• WORK REQUEST
How many lines in the records below contain the word "Disk"? Answer with the number and nothing else.

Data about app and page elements
————

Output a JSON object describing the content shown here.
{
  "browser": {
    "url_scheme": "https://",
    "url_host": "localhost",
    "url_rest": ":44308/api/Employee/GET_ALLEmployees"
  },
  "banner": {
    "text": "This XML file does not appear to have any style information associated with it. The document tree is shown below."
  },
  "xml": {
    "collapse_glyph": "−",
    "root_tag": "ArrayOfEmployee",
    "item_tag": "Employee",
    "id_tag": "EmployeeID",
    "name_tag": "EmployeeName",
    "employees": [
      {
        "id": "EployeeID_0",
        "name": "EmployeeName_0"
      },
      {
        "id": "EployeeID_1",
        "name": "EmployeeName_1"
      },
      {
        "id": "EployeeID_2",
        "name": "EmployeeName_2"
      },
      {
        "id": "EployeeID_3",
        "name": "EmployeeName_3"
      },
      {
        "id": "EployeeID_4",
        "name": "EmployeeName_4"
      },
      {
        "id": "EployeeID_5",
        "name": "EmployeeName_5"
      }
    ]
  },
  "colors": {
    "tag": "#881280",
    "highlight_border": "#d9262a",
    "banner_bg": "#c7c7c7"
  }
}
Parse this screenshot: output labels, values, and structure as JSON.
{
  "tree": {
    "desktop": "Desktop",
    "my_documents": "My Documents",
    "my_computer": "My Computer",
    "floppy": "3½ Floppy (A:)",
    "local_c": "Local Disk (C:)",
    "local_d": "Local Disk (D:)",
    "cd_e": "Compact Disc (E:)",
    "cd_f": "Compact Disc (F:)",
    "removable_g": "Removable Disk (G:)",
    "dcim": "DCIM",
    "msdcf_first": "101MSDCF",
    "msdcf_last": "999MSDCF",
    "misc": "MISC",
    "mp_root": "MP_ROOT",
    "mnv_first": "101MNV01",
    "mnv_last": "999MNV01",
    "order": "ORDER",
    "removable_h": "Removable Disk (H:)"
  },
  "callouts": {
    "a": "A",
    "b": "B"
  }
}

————

• TASK RESULT
4